At Camps Bay, Demola Ojo finds out why tourists shouldn’t worry about the drought in Cape Town.
Cape Town remains one of the most beautiful cities in the world which attracts many foreigners. Despite the drought challenge the city is facing, it does not stop tourists from coming in.
As passengers disembark from the plane, they start getting notified through signboards on how and why to help the city save water.
“Cape town dam levels are critically low. Please save water while there’s still water to save.”
For many months, the drought crises have been all over the internet. Cape Town, which is a hotspot for foreign tourists is likely to run out of water soon when the DAY ZERO is reached.
Day zero is the dreadful day in Cape Town when there will be no water again. Initially, the day zero was said to be mid March but was later moved to mid July when people started cutting short on their water usage. But recently, it was moved to 2019. Though the exact month is not known yet.
HOW DAY ZERO HAS BEEN MOVED
With many billboards everywhere informing people on how to curtail water usage, especially in hotel bathrooms, it has helped in saving water and moving forward the day zero to 2019.
Many tourists who lodge in hotels during vacations have been using various practical measures such as changing bedspreads and towels less regularly and slow flow of taps to reduce the amount of water used have been working well.

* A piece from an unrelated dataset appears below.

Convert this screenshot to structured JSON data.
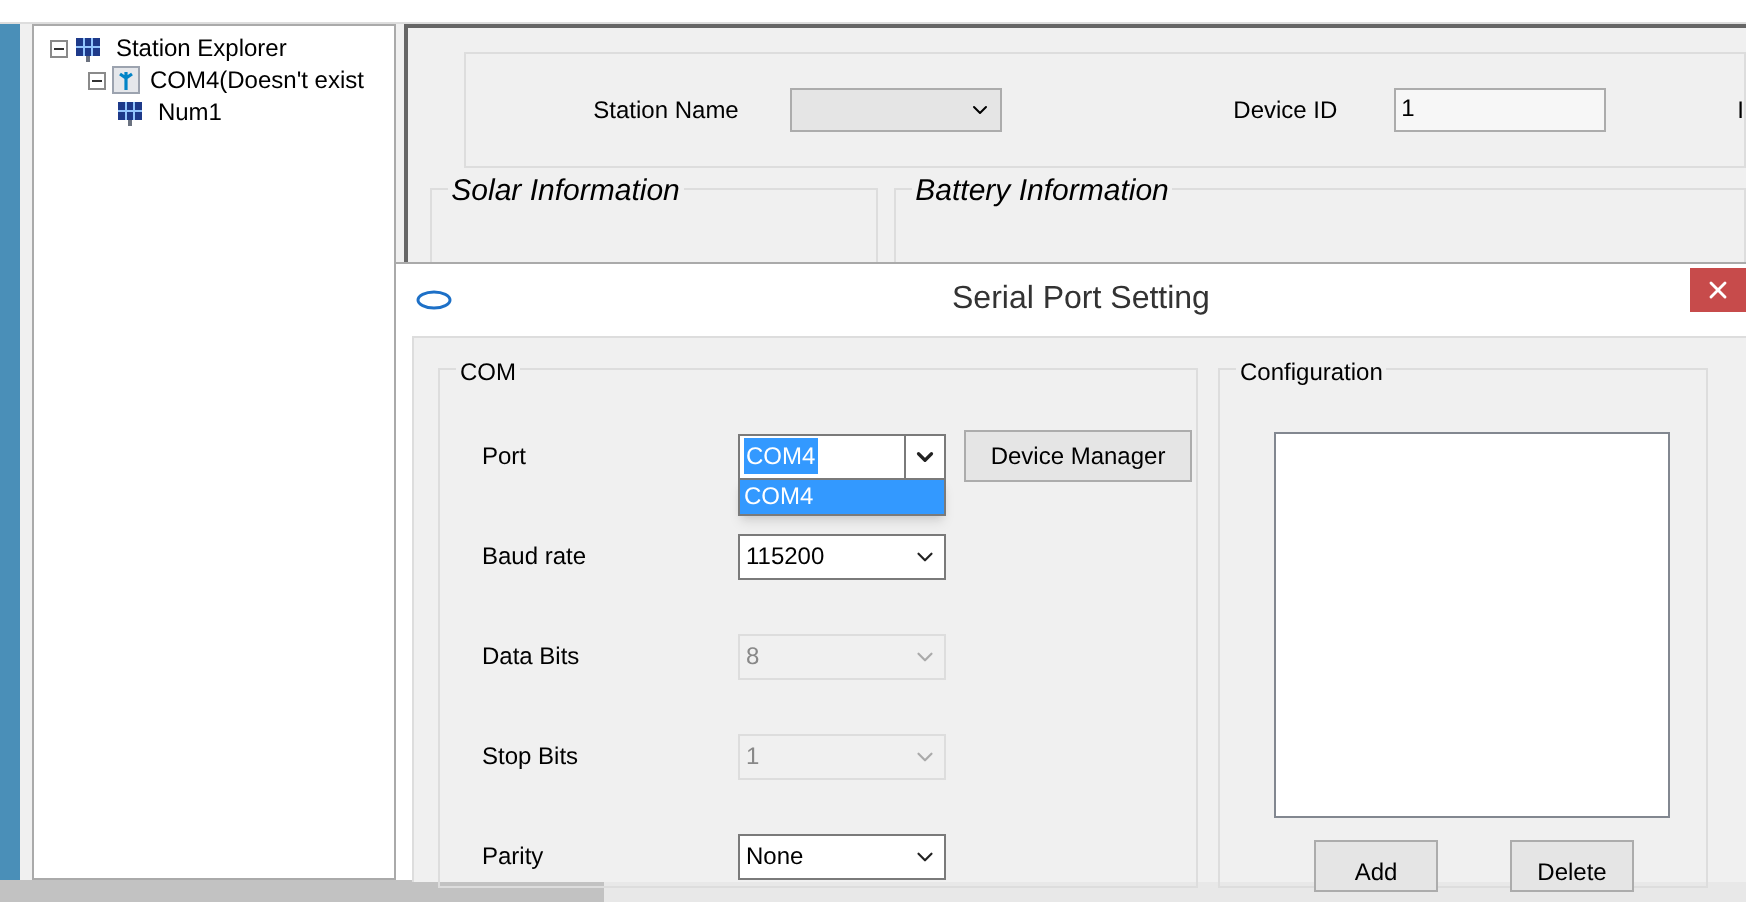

Many litres of water have been saved through these measures.
How Cape Town has been surviving this drought crises serves as a template for other cities that is or may be hit with this similar challenge.
“I think you’re starting to see South Africa playing a lead role as to how world class cities respond to water crises,” “Tourists are aware of recycling, carbon emissions. But now it’s water.” – Sisa Ntshona, CEO of South African Tourism.
It is expected that once winter rain starts next month or in 2 months, it will ease the drought crises.
“we need to recalibrate our relationship with water as a country,” “This is the new norm. Even if it rains tomorrow, we can never go back to the old way of consuming water.” – Ntshona said.
Hopefully if the measures adopted now are still in use, Cape Town may never experience the Day Zero.
Have you visited South Africa since the drought began? How were you able to curtail water use when you visited? Share with us in the comment section.